** EXERCISE DATA follows **

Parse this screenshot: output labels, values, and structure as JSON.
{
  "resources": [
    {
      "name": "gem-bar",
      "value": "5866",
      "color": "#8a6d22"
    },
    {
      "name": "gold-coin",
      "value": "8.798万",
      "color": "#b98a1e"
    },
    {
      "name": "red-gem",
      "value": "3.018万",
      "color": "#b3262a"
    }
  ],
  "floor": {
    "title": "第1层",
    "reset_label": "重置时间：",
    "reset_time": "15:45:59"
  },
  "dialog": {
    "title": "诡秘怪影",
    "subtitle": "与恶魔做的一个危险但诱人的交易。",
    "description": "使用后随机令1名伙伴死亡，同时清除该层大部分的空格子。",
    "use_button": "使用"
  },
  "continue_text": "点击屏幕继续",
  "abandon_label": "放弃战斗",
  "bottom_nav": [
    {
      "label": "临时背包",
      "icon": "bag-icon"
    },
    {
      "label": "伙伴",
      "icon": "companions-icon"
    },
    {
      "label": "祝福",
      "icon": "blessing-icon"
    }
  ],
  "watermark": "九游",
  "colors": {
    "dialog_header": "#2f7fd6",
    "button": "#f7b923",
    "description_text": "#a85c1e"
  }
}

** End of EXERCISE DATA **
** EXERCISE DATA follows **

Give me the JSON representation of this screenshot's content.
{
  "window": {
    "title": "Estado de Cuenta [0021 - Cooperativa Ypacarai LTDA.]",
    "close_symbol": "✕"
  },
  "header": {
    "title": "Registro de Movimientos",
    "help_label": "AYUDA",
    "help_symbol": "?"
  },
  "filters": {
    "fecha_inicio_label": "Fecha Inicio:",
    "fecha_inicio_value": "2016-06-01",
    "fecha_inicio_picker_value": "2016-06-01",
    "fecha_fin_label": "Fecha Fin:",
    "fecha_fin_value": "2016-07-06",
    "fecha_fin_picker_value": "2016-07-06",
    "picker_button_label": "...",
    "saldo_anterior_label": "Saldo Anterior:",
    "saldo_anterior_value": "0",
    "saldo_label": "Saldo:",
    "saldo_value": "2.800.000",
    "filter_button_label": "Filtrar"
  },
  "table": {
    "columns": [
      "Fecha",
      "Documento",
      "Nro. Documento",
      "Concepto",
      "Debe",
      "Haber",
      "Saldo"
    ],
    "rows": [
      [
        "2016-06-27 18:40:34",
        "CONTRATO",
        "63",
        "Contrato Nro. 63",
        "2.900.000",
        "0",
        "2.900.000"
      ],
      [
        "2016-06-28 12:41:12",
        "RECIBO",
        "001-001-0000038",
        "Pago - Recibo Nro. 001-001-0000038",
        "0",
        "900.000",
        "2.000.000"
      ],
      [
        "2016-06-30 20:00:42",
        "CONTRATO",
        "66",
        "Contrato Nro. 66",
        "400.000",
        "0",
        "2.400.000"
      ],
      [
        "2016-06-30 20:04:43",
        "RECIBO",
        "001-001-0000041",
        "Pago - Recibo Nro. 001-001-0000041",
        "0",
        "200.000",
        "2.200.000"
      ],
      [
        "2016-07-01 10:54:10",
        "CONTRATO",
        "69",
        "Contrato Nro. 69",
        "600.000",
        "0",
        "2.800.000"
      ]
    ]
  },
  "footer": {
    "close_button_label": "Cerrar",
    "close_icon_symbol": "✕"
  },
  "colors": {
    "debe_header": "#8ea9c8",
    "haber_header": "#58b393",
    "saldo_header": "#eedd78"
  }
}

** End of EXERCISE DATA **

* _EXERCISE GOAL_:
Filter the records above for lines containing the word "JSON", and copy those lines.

* _RESULT_:
Parse this screenshot: output labels, values, and structure as JSON.
Give me the JSON representation of this screenshot's content.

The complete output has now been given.